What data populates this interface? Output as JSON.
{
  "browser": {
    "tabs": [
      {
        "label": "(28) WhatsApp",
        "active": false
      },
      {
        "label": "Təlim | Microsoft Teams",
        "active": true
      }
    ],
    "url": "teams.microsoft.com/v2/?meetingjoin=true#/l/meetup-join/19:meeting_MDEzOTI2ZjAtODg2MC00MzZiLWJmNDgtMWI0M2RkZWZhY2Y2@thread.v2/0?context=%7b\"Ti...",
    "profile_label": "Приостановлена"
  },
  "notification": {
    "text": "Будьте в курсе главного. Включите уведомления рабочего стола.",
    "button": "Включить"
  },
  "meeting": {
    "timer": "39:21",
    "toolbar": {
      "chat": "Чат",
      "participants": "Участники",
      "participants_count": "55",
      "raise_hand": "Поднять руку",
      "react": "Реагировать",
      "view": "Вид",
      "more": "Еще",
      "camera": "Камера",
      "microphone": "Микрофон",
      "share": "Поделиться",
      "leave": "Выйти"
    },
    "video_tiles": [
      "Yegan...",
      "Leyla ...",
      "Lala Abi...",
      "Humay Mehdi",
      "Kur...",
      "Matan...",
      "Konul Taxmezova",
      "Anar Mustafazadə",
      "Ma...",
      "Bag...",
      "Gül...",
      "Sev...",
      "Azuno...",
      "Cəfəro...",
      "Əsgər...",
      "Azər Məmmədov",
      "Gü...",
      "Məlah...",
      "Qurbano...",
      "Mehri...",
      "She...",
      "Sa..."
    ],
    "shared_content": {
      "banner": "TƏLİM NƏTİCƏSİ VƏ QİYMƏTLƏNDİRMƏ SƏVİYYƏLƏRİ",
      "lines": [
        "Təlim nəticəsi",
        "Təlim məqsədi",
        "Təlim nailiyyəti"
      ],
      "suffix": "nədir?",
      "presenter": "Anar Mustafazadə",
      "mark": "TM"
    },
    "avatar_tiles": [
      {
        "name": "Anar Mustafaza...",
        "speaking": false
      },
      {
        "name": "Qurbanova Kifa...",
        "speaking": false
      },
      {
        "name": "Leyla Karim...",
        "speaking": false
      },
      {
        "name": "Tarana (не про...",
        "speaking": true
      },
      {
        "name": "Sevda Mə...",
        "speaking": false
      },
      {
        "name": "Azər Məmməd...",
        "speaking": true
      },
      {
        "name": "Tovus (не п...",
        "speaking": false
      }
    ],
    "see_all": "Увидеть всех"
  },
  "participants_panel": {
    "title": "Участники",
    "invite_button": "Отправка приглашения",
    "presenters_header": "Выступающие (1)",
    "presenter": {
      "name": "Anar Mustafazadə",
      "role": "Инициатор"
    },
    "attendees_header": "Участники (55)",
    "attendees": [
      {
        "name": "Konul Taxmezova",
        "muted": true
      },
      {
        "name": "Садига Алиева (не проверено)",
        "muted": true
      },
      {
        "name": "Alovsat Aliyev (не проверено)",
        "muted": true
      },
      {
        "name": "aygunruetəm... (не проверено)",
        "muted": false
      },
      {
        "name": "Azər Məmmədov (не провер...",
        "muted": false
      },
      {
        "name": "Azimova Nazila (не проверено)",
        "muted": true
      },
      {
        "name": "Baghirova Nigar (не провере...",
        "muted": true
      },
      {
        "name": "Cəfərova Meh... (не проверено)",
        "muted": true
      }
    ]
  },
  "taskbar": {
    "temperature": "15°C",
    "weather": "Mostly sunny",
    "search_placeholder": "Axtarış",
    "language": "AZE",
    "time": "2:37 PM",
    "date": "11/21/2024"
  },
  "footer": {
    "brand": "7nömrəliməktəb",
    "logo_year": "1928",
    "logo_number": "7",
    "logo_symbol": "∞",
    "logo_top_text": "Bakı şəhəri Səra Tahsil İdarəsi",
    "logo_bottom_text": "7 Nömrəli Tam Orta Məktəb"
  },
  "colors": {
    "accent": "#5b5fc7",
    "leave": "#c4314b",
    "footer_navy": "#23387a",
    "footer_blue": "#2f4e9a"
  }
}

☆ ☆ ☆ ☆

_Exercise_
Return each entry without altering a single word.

_Output below_
What data populates this interface? Output as JSON.
{
  "browser": {
    "tabs": [
      {
        "label": "(28) WhatsApp",
        "active": false
      },
      {
        "label": "Təlim | Microsoft Teams",
        "active": true
      }
    ],
    "url": "teams.microsoft.com/v2/?meetingjoin=true#/l/meetup-join/19:meeting_MDEzOTI2ZjAtODg2MC00MzZiLWJmNDgtMWI0M2RkZWZhY2Y2@thread.v2/0?context=%7b\"Ti...",
    "profile_label": "Приостановлена"
  },
  "notification": {
    "text": "Будьте в курсе главного. Включите уведомления рабочего стола.",
    "button": "Включить"
  },
  "meeting": {
    "timer": "39:21",
    "toolbar": {
      "chat": "Чат",
      "participants": "Участники",
      "participants_count": "55",
      "raise_hand": "Поднять руку",
      "react": "Реагировать",
      "view": "Вид",
      "more": "Еще",
      "camera": "Камера",
      "microphone": "Микрофон",
      "share": "Поделиться",
      "leave": "Выйти"
    },
    "video_tiles": [
      "Yegan...",
      "Leyla ...",
      "Lala Abi...",
      "Humay Mehdi",
      "Kur...",
      "Matan...",
      "Konul Taxmezova",
      "Anar Mustafazadə",
      "Ma...",
      "Bag...",
      "Gül...",
      "Sev...",
      "Azuno...",
      "Cəfəro...",
      "Əsgər...",
      "Azər Məmmədov",
      "Gü...",
      "Məlah...",
      "Qurbano...",
      "Mehri...",
      "She...",
      "Sa..."
    ],
    "shared_content": {
      "banner": "TƏLİM NƏTİCƏSİ VƏ QİYMƏTLƏNDİRMƏ SƏVİYYƏLƏRİ",
      "lines": [
        "Təlim nəticəsi",
        "Təlim məqsədi",
        "Təlim nailiyyəti"
      ],
      "suffix": "nədir?",
      "presenter": "Anar Mustafazadə",
      "mark": "TM"
    },
    "avatar_tiles": [
      {
        "name": "Anar Mustafaza...",
        "speaking": false
      },
      {
        "name": "Qurbanova Kifa...",
        "speaking": false
      },
      {
        "name": "Leyla Karim...",
        "speaking": false
      },
      {
        "name": "Tarana (не про...",
        "speaking": true
      },
      {
        "name": "Sevda Mə...",
        "speaking": false
      },
      {
        "name": "Azər Məmməd...",
        "speaking": true
      },
      {
        "name": "Tovus (не п...",
        "speaking": false
      }
    ],
    "see_all": "Увидеть всех"
  },
  "participants_panel": {
    "title": "Участники",
    "invite_button": "Отправка приглашения",
    "presenters_header": "Выступающие (1)",
    "presenter": {
      "name": "Anar Mustafazadə",
      "role": "Инициатор"
    },
    "attendees_header": "Участники (55)",
    "attendees": [
      {
        "name": "Konul Taxmezova",
        "muted": true
      },
      {
        "name": "Садига Алиева (не проверено)",
        "muted": true
      },
      {
        "name": "Alovsat Aliyev (не проверено)",
        "muted": true
      },
      {
        "name": "aygunruetəm... (не проверено)",
        "muted": false
      },
      {
        "name": "Azər Məmmədov (не провер...",
        "muted": false
      },
      {
        "name": "Azimova Nazila (не проверено)",
        "muted": true
      },
      {
        "name": "Baghirova Nigar (не провере...",
        "muted": true
      },
      {
        "name": "Cəfərova Meh... (не проверено)",
        "muted": true
      }
    ]
  },
  "taskbar": {
    "temperature": "15°C",
    "weather": "Mostly sunny",
    "search_placeholder": "Axtarış",
    "language": "AZE",
    "time": "2:37 PM",
    "date": "11/21/2024"
  },
  "footer": {
    "brand": "7nömrəliməktəb",
    "logo_year": "1928",
    "logo_number": "7",
    "logo_symbol": "∞",
    "logo_top_text": "Bakı şəhəri Səra Tahsil İdarəsi",
    "logo_bottom_text": "7 Nömrəli Tam Orta Məktəb"
  },
  "colors": {
    "accent": "#5b5fc7",
    "leave": "#c4314b",
    "footer_navy": "#23387a",
    "footer_blue": "#2f4e9a"
  }
}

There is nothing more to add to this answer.